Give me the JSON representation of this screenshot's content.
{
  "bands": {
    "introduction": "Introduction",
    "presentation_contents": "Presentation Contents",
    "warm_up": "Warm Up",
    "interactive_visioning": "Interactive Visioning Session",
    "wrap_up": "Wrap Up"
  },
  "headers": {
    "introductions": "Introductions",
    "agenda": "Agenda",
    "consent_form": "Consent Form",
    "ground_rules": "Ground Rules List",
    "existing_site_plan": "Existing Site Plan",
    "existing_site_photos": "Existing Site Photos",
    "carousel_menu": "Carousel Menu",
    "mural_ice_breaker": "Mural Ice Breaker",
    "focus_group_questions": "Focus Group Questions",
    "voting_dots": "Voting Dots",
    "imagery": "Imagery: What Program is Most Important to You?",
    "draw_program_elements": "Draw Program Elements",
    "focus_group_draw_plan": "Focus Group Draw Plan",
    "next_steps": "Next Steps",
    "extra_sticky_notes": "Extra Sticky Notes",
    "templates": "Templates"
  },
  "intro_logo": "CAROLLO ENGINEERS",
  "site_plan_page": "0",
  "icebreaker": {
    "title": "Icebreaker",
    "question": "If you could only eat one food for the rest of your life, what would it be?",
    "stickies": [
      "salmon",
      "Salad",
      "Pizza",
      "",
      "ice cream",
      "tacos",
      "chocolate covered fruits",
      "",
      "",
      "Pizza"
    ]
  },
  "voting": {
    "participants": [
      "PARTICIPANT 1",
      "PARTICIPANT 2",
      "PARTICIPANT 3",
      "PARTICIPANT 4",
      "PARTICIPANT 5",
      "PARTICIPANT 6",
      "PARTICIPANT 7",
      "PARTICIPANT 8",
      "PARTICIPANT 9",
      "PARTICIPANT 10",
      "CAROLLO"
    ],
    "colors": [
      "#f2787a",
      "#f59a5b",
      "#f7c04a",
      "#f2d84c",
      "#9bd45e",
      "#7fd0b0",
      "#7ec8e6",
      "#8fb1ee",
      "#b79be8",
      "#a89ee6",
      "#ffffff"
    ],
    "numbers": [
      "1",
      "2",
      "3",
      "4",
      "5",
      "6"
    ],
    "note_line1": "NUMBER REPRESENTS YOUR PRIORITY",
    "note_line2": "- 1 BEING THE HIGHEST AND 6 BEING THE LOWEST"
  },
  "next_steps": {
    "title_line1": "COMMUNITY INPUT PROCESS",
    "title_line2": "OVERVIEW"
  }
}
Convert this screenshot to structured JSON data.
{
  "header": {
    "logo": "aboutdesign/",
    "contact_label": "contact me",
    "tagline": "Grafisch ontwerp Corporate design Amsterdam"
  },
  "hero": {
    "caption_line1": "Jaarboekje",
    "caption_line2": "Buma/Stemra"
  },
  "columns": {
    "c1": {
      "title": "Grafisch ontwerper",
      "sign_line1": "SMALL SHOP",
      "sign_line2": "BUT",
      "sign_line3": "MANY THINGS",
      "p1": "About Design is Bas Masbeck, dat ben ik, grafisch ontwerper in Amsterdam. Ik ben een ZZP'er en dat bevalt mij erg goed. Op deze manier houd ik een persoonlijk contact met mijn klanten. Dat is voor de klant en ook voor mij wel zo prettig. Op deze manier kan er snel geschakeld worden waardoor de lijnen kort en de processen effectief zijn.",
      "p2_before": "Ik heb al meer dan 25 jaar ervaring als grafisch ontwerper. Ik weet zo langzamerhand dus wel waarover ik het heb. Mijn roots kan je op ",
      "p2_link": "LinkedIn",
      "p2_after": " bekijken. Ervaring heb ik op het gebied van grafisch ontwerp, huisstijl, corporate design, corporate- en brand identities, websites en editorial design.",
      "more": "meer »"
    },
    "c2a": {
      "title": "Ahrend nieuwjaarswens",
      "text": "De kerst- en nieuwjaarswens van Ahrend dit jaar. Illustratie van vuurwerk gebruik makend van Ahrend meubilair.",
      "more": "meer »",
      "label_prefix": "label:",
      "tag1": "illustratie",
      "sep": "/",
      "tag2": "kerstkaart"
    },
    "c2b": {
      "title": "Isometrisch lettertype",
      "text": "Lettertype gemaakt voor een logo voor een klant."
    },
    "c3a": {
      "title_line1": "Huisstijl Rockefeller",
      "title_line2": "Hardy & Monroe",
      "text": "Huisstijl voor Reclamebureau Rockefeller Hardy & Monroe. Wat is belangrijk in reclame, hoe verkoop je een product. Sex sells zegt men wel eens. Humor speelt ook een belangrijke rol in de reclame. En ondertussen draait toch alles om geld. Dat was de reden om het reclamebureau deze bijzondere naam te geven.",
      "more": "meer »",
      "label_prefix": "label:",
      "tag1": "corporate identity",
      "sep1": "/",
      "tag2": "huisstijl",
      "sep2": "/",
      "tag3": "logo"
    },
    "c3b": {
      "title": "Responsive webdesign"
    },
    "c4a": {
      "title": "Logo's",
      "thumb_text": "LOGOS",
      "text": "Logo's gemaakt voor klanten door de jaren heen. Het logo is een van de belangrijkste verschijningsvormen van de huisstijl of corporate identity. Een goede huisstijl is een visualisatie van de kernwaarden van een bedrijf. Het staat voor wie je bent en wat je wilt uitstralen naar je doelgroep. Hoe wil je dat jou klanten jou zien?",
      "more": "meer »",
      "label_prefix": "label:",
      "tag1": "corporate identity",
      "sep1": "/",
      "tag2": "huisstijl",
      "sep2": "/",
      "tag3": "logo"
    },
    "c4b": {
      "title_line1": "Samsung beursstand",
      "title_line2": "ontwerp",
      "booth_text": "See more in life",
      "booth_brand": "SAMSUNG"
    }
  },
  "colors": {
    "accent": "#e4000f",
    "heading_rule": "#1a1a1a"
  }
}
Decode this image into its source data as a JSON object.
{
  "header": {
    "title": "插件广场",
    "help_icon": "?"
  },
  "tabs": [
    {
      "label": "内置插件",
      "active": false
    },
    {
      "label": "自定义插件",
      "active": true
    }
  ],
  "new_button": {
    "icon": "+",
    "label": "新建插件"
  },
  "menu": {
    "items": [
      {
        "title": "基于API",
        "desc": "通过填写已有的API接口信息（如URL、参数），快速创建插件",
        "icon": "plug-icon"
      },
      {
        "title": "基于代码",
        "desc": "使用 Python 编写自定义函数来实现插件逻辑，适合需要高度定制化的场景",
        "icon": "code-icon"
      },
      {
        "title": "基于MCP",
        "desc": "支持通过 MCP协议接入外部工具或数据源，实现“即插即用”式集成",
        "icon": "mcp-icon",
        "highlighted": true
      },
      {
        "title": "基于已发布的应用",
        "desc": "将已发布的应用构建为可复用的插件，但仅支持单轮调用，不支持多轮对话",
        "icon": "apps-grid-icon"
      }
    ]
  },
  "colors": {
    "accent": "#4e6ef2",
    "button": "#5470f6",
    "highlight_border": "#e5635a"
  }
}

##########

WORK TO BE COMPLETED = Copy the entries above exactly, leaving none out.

RESPONSE BELOW =
Give me the JSON representation of this screenshot's content.
{
  "bands": {
    "introduction": "Introduction",
    "presentation_contents": "Presentation Contents",
    "warm_up": "Warm Up",
    "interactive_visioning": "Interactive Visioning Session",
    "wrap_up": "Wrap Up"
  },
  "headers": {
    "introductions": "Introductions",
    "agenda": "Agenda",
    "consent_form": "Consent Form",
    "ground_rules": "Ground Rules List",
    "existing_site_plan": "Existing Site Plan",
    "existing_site_photos": "Existing Site Photos",
    "carousel_menu": "Carousel Menu",
    "mural_ice_breaker": "Mural Ice Breaker",
    "focus_group_questions": "Focus Group Questions",
    "voting_dots": "Voting Dots",
    "imagery": "Imagery: What Program is Most Important to You?",
    "draw_program_elements": "Draw Program Elements",
    "focus_group_draw_plan": "Focus Group Draw Plan",
    "next_steps": "Next Steps",
    "extra_sticky_notes": "Extra Sticky Notes",
    "templates": "Templates"
  },
  "intro_logo": "CAROLLO ENGINEERS",
  "site_plan_page": "0",
  "icebreaker": {
    "title": "Icebreaker",
    "question": "If you could only eat one food for the rest of your life, what would it be?",
    "stickies": [
      "salmon",
      "Salad",
      "Pizza",
      "",
      "ice cream",
      "tacos",
      "chocolate covered fruits",
      "",
      "",
      "Pizza"
    ]
  },
  "voting": {
    "participants": [
      "PARTICIPANT 1",
      "PARTICIPANT 2",
      "PARTICIPANT 3",
      "PARTICIPANT 4",
      "PARTICIPANT 5",
      "PARTICIPANT 6",
      "PARTICIPANT 7",
      "PARTICIPANT 8",
      "PARTICIPANT 9",
      "PARTICIPANT 10",
      "CAROLLO"
    ],
    "colors": [
      "#f2787a",
      "#f59a5b",
      "#f7c04a",
      "#f2d84c",
      "#9bd45e",
      "#7fd0b0",
      "#7ec8e6",
      "#8fb1ee",
      "#b79be8",
      "#a89ee6",
      "#ffffff"
    ],
    "numbers": [
      "1",
      "2",
      "3",
      "4",
      "5",
      "6"
    ],
    "note_line1": "NUMBER REPRESENTS YOUR PRIORITY",
    "note_line2": "- 1 BEING THE HIGHEST AND 6 BEING THE LOWEST"
  },
  "next_steps": {
    "title_line1": "COMMUNITY INPUT PROCESS",
    "title_line2": "OVERVIEW"
  }
}
Convert this screenshot to structured JSON data.
{
  "header": {
    "logo": "aboutdesign/",
    "contact_label": "contact me",
    "tagline": "Grafisch ontwerp Corporate design Amsterdam"
  },
  "hero": {
    "caption_line1": "Jaarboekje",
    "caption_line2": "Buma/Stemra"
  },
  "columns": {
    "c1": {
      "title": "Grafisch ontwerper",
      "sign_line1": "SMALL SHOP",
      "sign_line2": "BUT",
      "sign_line3": "MANY THINGS",
      "p1": "About Design is Bas Masbeck, dat ben ik, grafisch ontwerper in Amsterdam. Ik ben een ZZP'er en dat bevalt mij erg goed. Op deze manier houd ik een persoonlijk contact met mijn klanten. Dat is voor de klant en ook voor mij wel zo prettig. Op deze manier kan er snel geschakeld worden waardoor de lijnen kort en de processen effectief zijn.",
      "p2_before": "Ik heb al meer dan 25 jaar ervaring als grafisch ontwerper. Ik weet zo langzamerhand dus wel waarover ik het heb. Mijn roots kan je op ",
      "p2_link": "LinkedIn",
      "p2_after": " bekijken. Ervaring heb ik op het gebied van grafisch ontwerp, huisstijl, corporate design, corporate- en brand identities, websites en editorial design.",
      "more": "meer »"
    },
    "c2a": {
      "title": "Ahrend nieuwjaarswens",
      "text": "De kerst- en nieuwjaarswens van Ahrend dit jaar. Illustratie van vuurwerk gebruik makend van Ahrend meubilair.",
      "more": "meer »",
      "label_prefix": "label:",
      "tag1": "illustratie",
      "sep": "/",
      "tag2": "kerstkaart"
    },
    "c2b": {
      "title": "Isometrisch lettertype",
      "text": "Lettertype gemaakt voor een logo voor een klant."
    },
    "c3a": {
      "title_line1": "Huisstijl Rockefeller",
      "title_line2": "Hardy & Monroe",
      "text": "Huisstijl voor Reclamebureau Rockefeller Hardy & Monroe. Wat is belangrijk in reclame, hoe verkoop je een product. Sex sells zegt men wel eens. Humor speelt ook een belangrijke rol in de reclame. En ondertussen draait toch alles om geld. Dat was de reden om het reclamebureau deze bijzondere naam te geven.",
      "more": "meer »",
      "label_prefix": "label:",
      "tag1": "corporate identity",
      "sep1": "/",
      "tag2": "huisstijl",
      "sep2": "/",
      "tag3": "logo"
    },
    "c3b": {
      "title": "Responsive webdesign"
    },
    "c4a": {
      "title": "Logo's",
      "thumb_text": "LOGOS",
      "text": "Logo's gemaakt voor klanten door de jaren heen. Het logo is een van de belangrijkste verschijningsvormen van de huisstijl of corporate identity. Een goede huisstijl is een visualisatie van de kernwaarden van een bedrijf. Het staat voor wie je bent en wat je wilt uitstralen naar je doelgroep. Hoe wil je dat jou klanten jou zien?",
      "more": "meer »",
      "label_prefix": "label:",
      "tag1": "corporate identity",
      "sep1": "/",
      "tag2": "huisstijl",
      "sep2": "/",
      "tag3": "logo"
    },
    "c4b": {
      "title_line1": "Samsung beursstand",
      "title_line2": "ontwerp",
      "booth_text": "See more in life",
      "booth_brand": "SAMSUNG"
    }
  },
  "colors": {
    "accent": "#e4000f",
    "heading_rule": "#1a1a1a"
  }
}
Decode this image into its source data as a JSON object.
{
  "header": {
    "title": "插件广场",
    "help_icon": "?"
  },
  "tabs": [
    {
      "label": "内置插件",
      "active": false
    },
    {
      "label": "自定义插件",
      "active": true
    }
  ],
  "new_button": {
    "icon": "+",
    "label": "新建插件"
  },
  "menu": {
    "items": [
      {
        "title": "基于API",
        "desc": "通过填写已有的API接口信息（如URL、参数），快速创建插件",
        "icon": "plug-icon"
      },
      {
        "title": "基于代码",
        "desc": "使用 Python 编写自定义函数来实现插件逻辑，适合需要高度定制化的场景",
        "icon": "code-icon"
      },
      {
        "title": "基于MCP",
        "desc": "支持通过 MCP协议接入外部工具或数据源，实现“即插即用”式集成",
        "icon": "mcp-icon",
        "highlighted": true
      },
      {
        "title": "基于已发布的应用",
        "desc": "将已发布的应用构建为可复用的插件，但仅支持单轮调用，不支持多轮对话",
        "icon": "apps-grid-icon"
      }
    ]
  },
  "colors": {
    "accent": "#4e6ef2",
    "button": "#5470f6",
    "highlight_border": "#e5635a"
  }
}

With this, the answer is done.